----- Supplied material -----
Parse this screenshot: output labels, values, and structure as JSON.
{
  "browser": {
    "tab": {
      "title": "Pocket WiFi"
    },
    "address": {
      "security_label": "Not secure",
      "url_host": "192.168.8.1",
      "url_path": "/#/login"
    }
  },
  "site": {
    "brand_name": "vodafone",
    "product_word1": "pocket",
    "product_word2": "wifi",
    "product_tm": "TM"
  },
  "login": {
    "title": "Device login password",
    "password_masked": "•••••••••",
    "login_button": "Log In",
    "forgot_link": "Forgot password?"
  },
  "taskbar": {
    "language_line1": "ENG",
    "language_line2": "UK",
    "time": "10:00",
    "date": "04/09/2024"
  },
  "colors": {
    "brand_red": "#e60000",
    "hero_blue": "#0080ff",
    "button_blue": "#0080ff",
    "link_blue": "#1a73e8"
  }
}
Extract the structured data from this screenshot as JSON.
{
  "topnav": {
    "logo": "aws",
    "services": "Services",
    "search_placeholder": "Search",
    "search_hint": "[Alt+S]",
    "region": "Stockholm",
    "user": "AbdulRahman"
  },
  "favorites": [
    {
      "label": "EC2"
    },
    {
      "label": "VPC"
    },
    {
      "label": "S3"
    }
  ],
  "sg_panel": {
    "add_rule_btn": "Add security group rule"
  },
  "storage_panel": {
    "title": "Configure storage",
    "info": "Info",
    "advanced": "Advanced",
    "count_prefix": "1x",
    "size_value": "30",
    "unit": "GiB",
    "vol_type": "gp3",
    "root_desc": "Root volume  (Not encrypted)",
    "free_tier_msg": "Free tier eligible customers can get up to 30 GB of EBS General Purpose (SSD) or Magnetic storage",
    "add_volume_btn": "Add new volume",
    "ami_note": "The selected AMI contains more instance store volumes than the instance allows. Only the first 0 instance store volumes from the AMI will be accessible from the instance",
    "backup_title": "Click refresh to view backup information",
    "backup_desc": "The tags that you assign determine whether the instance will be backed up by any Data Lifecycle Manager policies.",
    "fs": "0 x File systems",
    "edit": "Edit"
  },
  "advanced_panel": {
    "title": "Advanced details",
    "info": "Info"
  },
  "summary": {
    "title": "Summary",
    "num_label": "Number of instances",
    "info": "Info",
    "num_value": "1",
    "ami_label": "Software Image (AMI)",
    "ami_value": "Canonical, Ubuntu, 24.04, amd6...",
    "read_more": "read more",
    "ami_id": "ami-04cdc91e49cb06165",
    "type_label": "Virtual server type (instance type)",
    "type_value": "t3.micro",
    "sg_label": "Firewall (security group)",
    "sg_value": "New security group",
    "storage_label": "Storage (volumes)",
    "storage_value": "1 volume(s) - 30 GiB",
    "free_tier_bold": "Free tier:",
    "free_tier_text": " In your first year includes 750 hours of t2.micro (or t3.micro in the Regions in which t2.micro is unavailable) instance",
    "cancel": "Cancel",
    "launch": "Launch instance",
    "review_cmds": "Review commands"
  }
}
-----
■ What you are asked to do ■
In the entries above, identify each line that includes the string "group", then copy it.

■ Task response ■
    "add_rule_btn": "Add security group rule"
    "sg_label": "Firewall (security group)",
    "sg_value": "New security group",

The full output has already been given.